Accidental Mummies of Guanajuato" exhibition
is currently touring the
United States. For more information about the
exhibit and the latest news, click
For a closer look at some of the
mummies, click here to visit the
Guanajuato gallery at the Mummy Tombs.
Background of the accidental mummies
The Guanajuato mummies were discovered in
the cemetery of Guanajuato, a city northwest of Mexico City (near Léon). They are accidental modern mummies
and were literally "dug up" between the years 1865 and 1958 when a local law
required relatives to pay a kind of grave tax. You could pay the tax once (170 pesos) and
be done with it; this option may have appealed to wealthier individuals. But you
were also allowed to pay a yearly fee (50 pesos); this would have appealed to less wealthy
families. However, if the relatives could not pay this yearly tax for three years, the
body (which had, by the way, become accidentally mummified) was dug up from the cemetery
and (if the fee still wasn't paid) placed on display in El museo de las momias. [Of course, what if the person's family had moved from
town--or what if the person was the last person from their family? Well, it didn't matter;
the law was the law!]
Fortunately, in 1958, the law was changed.
Although no new bodies have been exhumed, the museum still displays the original mummies.
According to an article in the
Arizona Republic (November 1, 2005), the mummies began attracting tourists in
the early 1900s, "when cemetery workers began charging people a few pesos
to enter the ossuary building where bones and mummies were stored. But business
really took off after the 1970 movie Santo Versus the Mummies of Guanajuato,
starring masked wrestler Rodolfo Guzmán Huerta."
NOTE: The first mummy was found on
June 9, 1865;
the man's name was Dr. Remigio Leroy. The museum opened in 1894.
A combination of the soil
conditions and a dry climate of the mountainous area caused the bodies
in the local cemetery to dry out naturally before they could decompose.
The bodies were placed in tombs, seven rows high; apparently, those in
the middle row were more likely to have been naturally mummified.
However, only those who failed to pay the grave tax were ever exhumed so
information about mummification will always be incomplete.
No one is certain how many mummified
bodies were removed from
the crypts, but I found 119 mummies on display in Guanajuato's mummy museum when
Possibly, many other natural mummies are lying in the cemetery...but no one will ever find
out, since the law has been changed.
What's special about them
The Guanajuato mummies are some of the strangest ones ever

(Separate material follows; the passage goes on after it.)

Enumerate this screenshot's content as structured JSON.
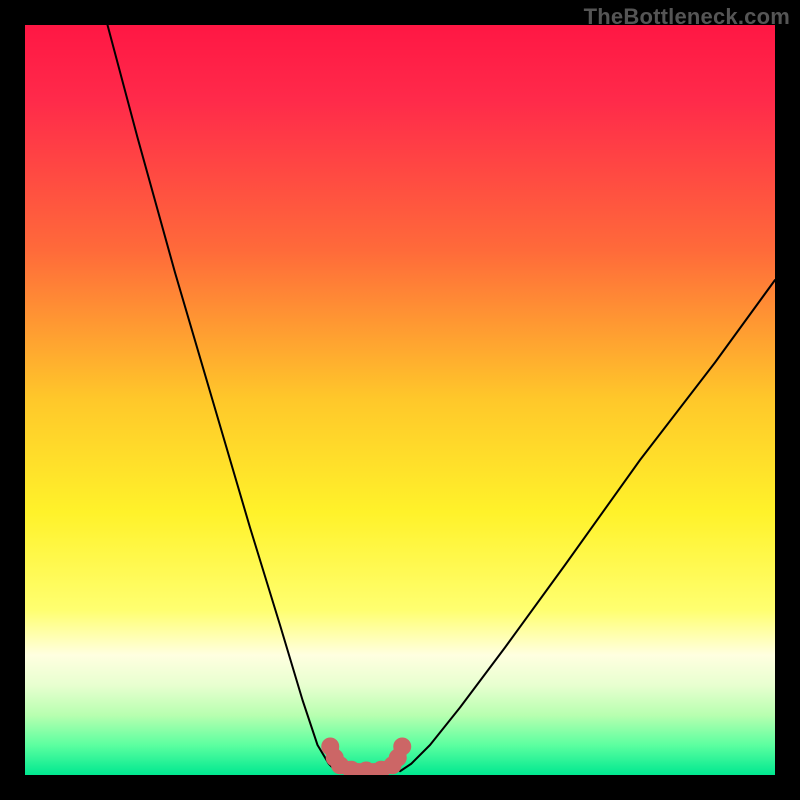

placed on display. Some are clothed, some aren't. A few are wearing only their socks
and/or shoes. Some are old, others are only infants. One tiny baby mummy is labeled,
"La momia más pequeño del mundo"--the smallest mummy in the world.
The baby and the mother (they died during a caesarean section) are in the
museum, but they will not be found together.
The museum contains a
few local legends as well. For example, one body was said to belong to a
woman who had been buried alive. When the Mummy Road Show hosts researched
the mummy, they concluded that two factors suggested this legend was
correct: the woman's arms were raised over her face and her forehead had
The question is: given the
circumstances of their exhibition, should they still be displayed? Or
would the proper response be to arrange for a dignified and respectful
burial? Or have the mummies become an essential component of the town's
budget? They help the town earn a great deal of tourism dollars, since
almost a million visitors come to Guanajuato each year to look at the
The Guanajuato mummies are on display in
the Museo de las momias high on a hill overlooking the city. The closest
airport is Léon (about 45 minutes away)--or you can take a bus from Mexico City. Train
service from Mexico City is no longer available.
Tour buses arrive regularly.
Although you may not learn much about mummies of the lives they lived, you will probably
learn a great deal about the people who come to visit them--if you ever make a mummy trip
Where to find more information about
much information is available
about the mummy museum in Guanajuato, but I visited it myself and describe it in
How to Make a Mummy
Talk . Your best bet is to arrange your own
trip there and get a look for yourself. Guanajuato is a beautiful city that
deserves many tourists whether the mummies are displayed or not. Mummy
Another book with information about the
mummies is Christine Quigley's Modern Mummies, an excellent survey of strange and
mysterious mummies around the world. Mummy
You might also read The Mummies
of Guanajuato, an out-of-print book (published in 1978) by Ray Bradbury with
photographs by Archie Lieberman. The book contains a short story written by Bradbury
entitled "The Next in Line" (written in 1947) about a couple who visit the Museo
de las momias where the wife has an interesting experience. Filled with haunting
black-and-white photos of the mummies by Archie Lieberman.
Finally, National Geographic's Mummy
Road Show paid a visit to the museum (this show aired on Halloween
2002). You may be able to find additional information on the National